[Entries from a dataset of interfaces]
-- Opening Marker --
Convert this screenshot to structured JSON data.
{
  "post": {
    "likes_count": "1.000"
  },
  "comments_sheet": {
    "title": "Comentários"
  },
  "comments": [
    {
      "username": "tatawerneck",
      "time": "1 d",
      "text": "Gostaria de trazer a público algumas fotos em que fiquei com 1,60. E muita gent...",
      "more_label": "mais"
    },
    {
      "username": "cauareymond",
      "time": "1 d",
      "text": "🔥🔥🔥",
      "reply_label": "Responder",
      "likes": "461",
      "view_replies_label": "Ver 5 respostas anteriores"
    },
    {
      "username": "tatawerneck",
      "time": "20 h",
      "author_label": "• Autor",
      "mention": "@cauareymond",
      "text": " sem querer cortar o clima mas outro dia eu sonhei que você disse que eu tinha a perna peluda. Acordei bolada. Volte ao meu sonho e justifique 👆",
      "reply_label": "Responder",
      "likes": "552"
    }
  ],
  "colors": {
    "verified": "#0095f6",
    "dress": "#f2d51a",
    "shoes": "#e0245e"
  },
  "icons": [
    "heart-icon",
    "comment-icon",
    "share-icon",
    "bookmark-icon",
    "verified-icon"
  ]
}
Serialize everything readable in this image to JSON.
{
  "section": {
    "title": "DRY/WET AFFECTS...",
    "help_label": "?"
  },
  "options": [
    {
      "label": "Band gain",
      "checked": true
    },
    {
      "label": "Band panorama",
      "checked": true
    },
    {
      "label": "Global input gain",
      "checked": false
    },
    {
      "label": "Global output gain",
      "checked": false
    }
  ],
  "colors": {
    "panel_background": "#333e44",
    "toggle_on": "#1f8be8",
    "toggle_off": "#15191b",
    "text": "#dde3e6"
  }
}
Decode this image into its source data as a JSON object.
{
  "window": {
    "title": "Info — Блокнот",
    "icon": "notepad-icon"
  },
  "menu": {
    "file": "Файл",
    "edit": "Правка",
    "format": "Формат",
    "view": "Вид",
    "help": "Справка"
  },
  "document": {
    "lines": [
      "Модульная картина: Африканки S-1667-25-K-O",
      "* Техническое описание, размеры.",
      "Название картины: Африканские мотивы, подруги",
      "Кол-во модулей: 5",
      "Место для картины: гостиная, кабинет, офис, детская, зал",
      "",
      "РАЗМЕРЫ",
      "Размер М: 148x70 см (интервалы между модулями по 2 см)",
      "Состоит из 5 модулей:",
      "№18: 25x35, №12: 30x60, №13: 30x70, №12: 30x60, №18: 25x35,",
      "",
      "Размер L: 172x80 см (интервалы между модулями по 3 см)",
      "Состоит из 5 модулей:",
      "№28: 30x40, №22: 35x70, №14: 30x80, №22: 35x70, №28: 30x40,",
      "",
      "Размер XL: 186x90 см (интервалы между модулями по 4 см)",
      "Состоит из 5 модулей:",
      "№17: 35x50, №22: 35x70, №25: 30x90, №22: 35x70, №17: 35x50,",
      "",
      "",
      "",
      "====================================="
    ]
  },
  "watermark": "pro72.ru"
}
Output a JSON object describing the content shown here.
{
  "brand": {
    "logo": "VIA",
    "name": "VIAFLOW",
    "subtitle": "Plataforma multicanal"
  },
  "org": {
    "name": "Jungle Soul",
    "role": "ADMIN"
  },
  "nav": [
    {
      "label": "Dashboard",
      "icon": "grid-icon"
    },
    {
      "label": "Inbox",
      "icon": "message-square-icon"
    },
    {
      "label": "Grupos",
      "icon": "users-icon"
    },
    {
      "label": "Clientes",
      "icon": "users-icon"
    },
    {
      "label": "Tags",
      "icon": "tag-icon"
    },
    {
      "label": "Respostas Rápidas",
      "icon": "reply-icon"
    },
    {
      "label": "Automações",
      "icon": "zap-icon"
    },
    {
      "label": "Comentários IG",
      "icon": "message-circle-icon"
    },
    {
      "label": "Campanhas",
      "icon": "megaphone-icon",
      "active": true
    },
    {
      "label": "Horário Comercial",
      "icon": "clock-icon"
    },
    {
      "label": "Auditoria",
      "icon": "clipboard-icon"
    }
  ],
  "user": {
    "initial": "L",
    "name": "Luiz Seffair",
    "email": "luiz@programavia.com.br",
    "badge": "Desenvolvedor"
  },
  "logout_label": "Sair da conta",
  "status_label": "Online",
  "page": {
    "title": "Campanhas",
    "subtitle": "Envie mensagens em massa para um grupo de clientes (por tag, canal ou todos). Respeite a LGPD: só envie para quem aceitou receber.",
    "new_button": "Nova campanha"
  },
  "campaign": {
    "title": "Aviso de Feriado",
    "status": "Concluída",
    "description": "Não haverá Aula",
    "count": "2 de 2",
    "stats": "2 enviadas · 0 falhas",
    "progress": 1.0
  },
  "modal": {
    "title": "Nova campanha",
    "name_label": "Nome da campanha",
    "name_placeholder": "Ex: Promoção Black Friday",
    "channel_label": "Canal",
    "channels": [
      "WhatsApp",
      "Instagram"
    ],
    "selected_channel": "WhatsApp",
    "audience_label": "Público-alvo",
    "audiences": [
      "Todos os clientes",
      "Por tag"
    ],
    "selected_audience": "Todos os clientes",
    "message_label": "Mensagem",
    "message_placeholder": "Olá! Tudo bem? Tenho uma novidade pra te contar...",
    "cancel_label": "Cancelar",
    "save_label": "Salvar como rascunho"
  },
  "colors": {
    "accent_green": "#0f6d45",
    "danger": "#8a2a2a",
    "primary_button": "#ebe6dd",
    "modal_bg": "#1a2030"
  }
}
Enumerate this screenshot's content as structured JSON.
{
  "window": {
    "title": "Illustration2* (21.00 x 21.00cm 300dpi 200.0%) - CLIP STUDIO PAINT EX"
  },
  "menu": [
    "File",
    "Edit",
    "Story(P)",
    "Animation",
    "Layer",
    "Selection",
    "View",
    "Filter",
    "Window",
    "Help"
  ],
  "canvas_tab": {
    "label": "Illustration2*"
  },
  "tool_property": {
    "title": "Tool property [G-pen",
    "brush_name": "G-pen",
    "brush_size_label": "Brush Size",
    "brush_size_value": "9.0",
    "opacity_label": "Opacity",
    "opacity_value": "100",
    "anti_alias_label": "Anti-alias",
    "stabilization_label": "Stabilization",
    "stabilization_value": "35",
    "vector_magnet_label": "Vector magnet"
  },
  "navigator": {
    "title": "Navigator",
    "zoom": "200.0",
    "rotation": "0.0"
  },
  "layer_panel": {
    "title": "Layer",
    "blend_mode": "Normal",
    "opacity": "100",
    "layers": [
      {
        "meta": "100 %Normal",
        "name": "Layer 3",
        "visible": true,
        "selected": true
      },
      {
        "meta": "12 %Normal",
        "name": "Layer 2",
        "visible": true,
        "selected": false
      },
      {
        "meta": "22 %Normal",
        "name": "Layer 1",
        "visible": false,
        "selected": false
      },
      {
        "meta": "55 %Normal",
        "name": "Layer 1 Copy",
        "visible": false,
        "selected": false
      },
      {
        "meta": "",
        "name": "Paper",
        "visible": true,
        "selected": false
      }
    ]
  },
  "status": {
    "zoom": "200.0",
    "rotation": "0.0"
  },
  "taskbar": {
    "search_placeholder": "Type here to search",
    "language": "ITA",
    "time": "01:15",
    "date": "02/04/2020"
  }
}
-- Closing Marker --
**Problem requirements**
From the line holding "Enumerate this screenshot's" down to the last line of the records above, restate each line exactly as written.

**Response for this exercise**
Enumerate this screenshot's content as structured JSON.
{
  "window": {
    "title": "Illustration2* (21.00 x 21.00cm 300dpi 200.0%) - CLIP STUDIO PAINT EX"
  },
  "menu": [
    "File",
    "Edit",
    "Story(P)",
    "Animation",
    "Layer",
    "Selection",
    "View",
    "Filter",
    "Window",
    "Help"
  ],
  "canvas_tab": {
    "label": "Illustration2*"
  },
  "tool_property": {
    "title": "Tool property [G-pen",
    "brush_name": "G-pen",
    "brush_size_label": "Brush Size",
    "brush_size_value": "9.0",
    "opacity_label": "Opacity",
    "opacity_value": "100",
    "anti_alias_label": "Anti-alias",
    "stabilization_label": "Stabilization",
    "stabilization_value": "35",
    "vector_magnet_label": "Vector magnet"
  },
  "navigator": {
    "title": "Navigator",
    "zoom": "200.0",
    "rotation": "0.0"
  },
  "layer_panel": {
    "title": "Layer",
    "blend_mode": "Normal",
    "opacity": "100",
    "layers": [
      {
        "meta": "100 %Normal",
        "name": "Layer 3",
        "visible": true,
        "selected": true
      },
      {
        "meta": "12 %Normal",
        "name": "Layer 2",
        "visible": true,
        "selected": false
      },
      {
        "meta": "22 %Normal",
        "name": "Layer 1",
        "visible": false,
        "selected": false
      },
      {
        "meta": "55 %Normal",
        "name": "Layer 1 Copy",
        "visible": false,
        "selected": false
      },
      {
        "meta": "",
        "name": "Paper",
        "visible": true,
        "selected": false
      }
    ]
  },
  "status": {
    "zoom": "200.0",
    "rotation": "0.0"
  },
  "taskbar": {
    "search_placeholder": "Type here to search",
    "language": "ITA",
    "time": "01:15",
    "date": "02/04/2020"
  }
}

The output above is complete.